#### DATA TO PROCESS
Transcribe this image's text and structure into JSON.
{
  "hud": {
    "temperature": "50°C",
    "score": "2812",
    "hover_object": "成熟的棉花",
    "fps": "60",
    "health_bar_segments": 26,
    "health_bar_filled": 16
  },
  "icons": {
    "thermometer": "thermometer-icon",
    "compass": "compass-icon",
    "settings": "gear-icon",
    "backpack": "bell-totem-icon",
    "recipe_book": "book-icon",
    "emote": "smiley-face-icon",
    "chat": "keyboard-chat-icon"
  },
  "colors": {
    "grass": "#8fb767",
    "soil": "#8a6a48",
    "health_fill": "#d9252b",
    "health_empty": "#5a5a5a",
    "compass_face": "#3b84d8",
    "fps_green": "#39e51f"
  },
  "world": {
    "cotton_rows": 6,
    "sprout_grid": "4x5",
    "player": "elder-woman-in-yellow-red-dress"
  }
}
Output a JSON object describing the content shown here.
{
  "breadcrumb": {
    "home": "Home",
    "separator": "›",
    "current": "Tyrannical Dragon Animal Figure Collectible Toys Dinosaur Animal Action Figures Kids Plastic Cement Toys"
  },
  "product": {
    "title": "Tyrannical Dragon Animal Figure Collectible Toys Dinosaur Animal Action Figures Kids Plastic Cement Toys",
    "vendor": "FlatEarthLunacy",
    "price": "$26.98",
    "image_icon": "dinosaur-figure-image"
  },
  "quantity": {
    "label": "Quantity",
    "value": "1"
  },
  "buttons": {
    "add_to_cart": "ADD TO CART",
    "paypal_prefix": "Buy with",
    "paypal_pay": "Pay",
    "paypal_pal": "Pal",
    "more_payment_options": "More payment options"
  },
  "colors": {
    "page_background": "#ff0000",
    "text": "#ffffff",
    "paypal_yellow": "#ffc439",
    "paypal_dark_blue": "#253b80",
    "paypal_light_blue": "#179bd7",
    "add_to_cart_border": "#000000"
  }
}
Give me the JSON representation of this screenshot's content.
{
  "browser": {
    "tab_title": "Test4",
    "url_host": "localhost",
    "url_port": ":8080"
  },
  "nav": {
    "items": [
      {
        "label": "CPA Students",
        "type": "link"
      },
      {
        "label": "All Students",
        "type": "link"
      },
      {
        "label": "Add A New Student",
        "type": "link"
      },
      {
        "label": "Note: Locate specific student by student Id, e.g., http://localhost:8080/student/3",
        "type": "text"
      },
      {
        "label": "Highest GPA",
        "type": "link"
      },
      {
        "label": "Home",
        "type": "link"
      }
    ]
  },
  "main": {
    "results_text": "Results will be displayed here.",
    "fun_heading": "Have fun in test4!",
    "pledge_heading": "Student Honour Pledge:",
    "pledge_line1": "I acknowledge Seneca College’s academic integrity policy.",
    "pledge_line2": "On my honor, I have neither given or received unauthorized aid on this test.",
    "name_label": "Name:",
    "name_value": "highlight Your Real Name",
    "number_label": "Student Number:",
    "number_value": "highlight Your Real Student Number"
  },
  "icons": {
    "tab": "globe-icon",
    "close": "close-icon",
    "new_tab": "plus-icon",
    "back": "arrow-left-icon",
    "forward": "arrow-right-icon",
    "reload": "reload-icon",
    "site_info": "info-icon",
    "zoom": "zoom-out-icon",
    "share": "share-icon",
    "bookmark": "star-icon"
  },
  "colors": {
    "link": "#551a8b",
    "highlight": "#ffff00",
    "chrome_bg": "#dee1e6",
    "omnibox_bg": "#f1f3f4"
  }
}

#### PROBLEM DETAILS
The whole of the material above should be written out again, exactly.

#### EXPECTED ANSWER
Transcribe this image's text and structure into JSON.
{
  "hud": {
    "temperature": "50°C",
    "score": "2812",
    "hover_object": "成熟的棉花",
    "fps": "60",
    "health_bar_segments": 26,
    "health_bar_filled": 16
  },
  "icons": {
    "thermometer": "thermometer-icon",
    "compass": "compass-icon",
    "settings": "gear-icon",
    "backpack": "bell-totem-icon",
    "recipe_book": "book-icon",
    "emote": "smiley-face-icon",
    "chat": "keyboard-chat-icon"
  },
  "colors": {
    "grass": "#8fb767",
    "soil": "#8a6a48",
    "health_fill": "#d9252b",
    "health_empty": "#5a5a5a",
    "compass_face": "#3b84d8",
    "fps_green": "#39e51f"
  },
  "world": {
    "cotton_rows": 6,
    "sprout_grid": "4x5",
    "player": "elder-woman-in-yellow-red-dress"
  }
}
Output a JSON object describing the content shown here.
{
  "breadcrumb": {
    "home": "Home",
    "separator": "›",
    "current": "Tyrannical Dragon Animal Figure Collectible Toys Dinosaur Animal Action Figures Kids Plastic Cement Toys"
  },
  "product": {
    "title": "Tyrannical Dragon Animal Figure Collectible Toys Dinosaur Animal Action Figures Kids Plastic Cement Toys",
    "vendor": "FlatEarthLunacy",
    "price": "$26.98",
    "image_icon": "dinosaur-figure-image"
  },
  "quantity": {
    "label": "Quantity",
    "value": "1"
  },
  "buttons": {
    "add_to_cart": "ADD TO CART",
    "paypal_prefix": "Buy with",
    "paypal_pay": "Pay",
    "paypal_pal": "Pal",
    "more_payment_options": "More payment options"
  },
  "colors": {
    "page_background": "#ff0000",
    "text": "#ffffff",
    "paypal_yellow": "#ffc439",
    "paypal_dark_blue": "#253b80",
    "paypal_light_blue": "#179bd7",
    "add_to_cart_border": "#000000"
  }
}
Give me the JSON representation of this screenshot's content.
{
  "browser": {
    "tab_title": "Test4",
    "url_host": "localhost",
    "url_port": ":8080"
  },
  "nav": {
    "items": [
      {
        "label": "CPA Students",
        "type": "link"
      },
      {
        "label": "All Students",
        "type": "link"
      },
      {
        "label": "Add A New Student",
        "type": "link"
      },
      {
        "label": "Note: Locate specific student by student Id, e.g., http://localhost:8080/student/3",
        "type": "text"
      },
      {
        "label": "Highest GPA",
        "type": "link"
      },
      {
        "label": "Home",
        "type": "link"
      }
    ]
  },
  "main": {
    "results_text": "Results will be displayed here.",
    "fun_heading": "Have fun in test4!",
    "pledge_heading": "Student Honour Pledge:",
    "pledge_line1": "I acknowledge Seneca College’s academic integrity policy.",
    "pledge_line2": "On my honor, I have neither given or received unauthorized aid on this test.",
    "name_label": "Name:",
    "name_value": "highlight Your Real Name",
    "number_label": "Student Number:",
    "number_value": "highlight Your Real Student Number"
  },
  "icons": {
    "tab": "globe-icon",
    "close": "close-icon",
    "new_tab": "plus-icon",
    "back": "arrow-left-icon",
    "forward": "arrow-right-icon",
    "reload": "reload-icon",
    "site_info": "info-icon",
    "zoom": "zoom-out-icon",
    "share": "share-icon",
    "bookmark": "star-icon"
  },
  "colors": {
    "link": "#551a8b",
    "highlight": "#ffff00",
    "chrome_bg": "#dee1e6",
    "omnibox_bg": "#f1f3f4"
  }
}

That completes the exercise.